"[White] has produced an exhaustively researched and near encyclopedic excursion into our Western past, and he pulls together an enormous amount of information about the social and political forces that shaped—and continue to shape—the most compelling region of our nation."—Los Angeles Times
“The book is nearly all-embracing in scope: in well-written and densely packed chapters organized topically, White takes us from the times of early Spanish explorers in the 1500s to the years of the Ronald Reagan presidency.” —Pacific Northwest Quarterly
“Long on incisive interpretation, shorter on narrative, but vivid in details, this book will reach and enrich the understanding of a wide readership.”—Choice

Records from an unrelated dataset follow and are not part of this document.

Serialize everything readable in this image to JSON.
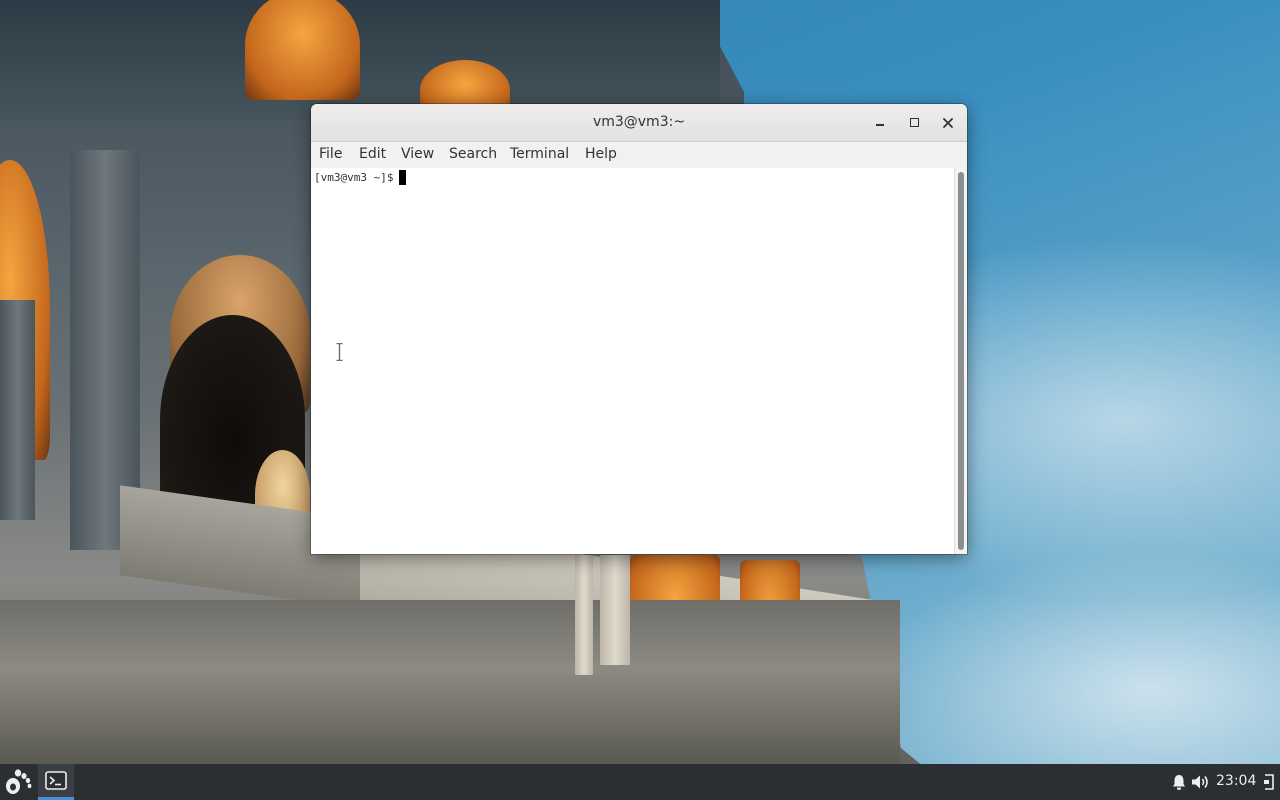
{
  "window": {
    "title": "vm3@vm3:~",
    "controls": {
      "minimize": "minimize-icon",
      "maximize": "maximize-icon",
      "close": "close-icon"
    }
  },
  "menubar": {
    "items": [
      "File",
      "Edit",
      "View",
      "Search",
      "Terminal",
      "Help"
    ]
  },
  "terminal": {
    "prompt": "[vm3@vm3 ~]$"
  },
  "taskbar": {
    "apps_icon": "gnome-foot-icon",
    "running": [
      {
        "name": "Terminal",
        "icon": "terminal-icon",
        "active": true
      }
    ],
    "tray": {
      "notification_icon": "bell-icon",
      "volume_icon": "volume-icon",
      "clock": "23:04",
      "exit_icon": "logout-icon"
    }
  },
  "colors": {
    "taskbar_bg": "#2b2e33",
    "active_indicator": "#4a90d9",
    "titlebar_bg": "#e8e7e6"
  }
}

“It’s Your Misfortune and None of My Own is steadfastly a history of the West as a region, and Euro-American expansion is treated as one of the several forces making that region’s history. White’s book is highly original, certainly the most innovative and challenging overview of western history written in the last couple of generations. His writing is vivid, straightforward, and occasionally quite entertaining, and he lavishes the reader with particulars, providing fine examples and case studies to argue his points. An exceptionally perceptive, boldly argued, and persuasive grand tour of the western past.”—Elliot West, University of Arkansas, Fayetteville.
“This book represents a striking contrast to the conventional view of western history and the usual western history text. It will be a major contribution to the field and will enjoy a wide readership. White has a clear grasp of the available literature and seizes upon it to drive home main points about the nature of the western experience. He does so forcefully and pointedly. It is a book born of affection and of understanding for this remarkable part of America.”—Peter Iverson, Arizona State University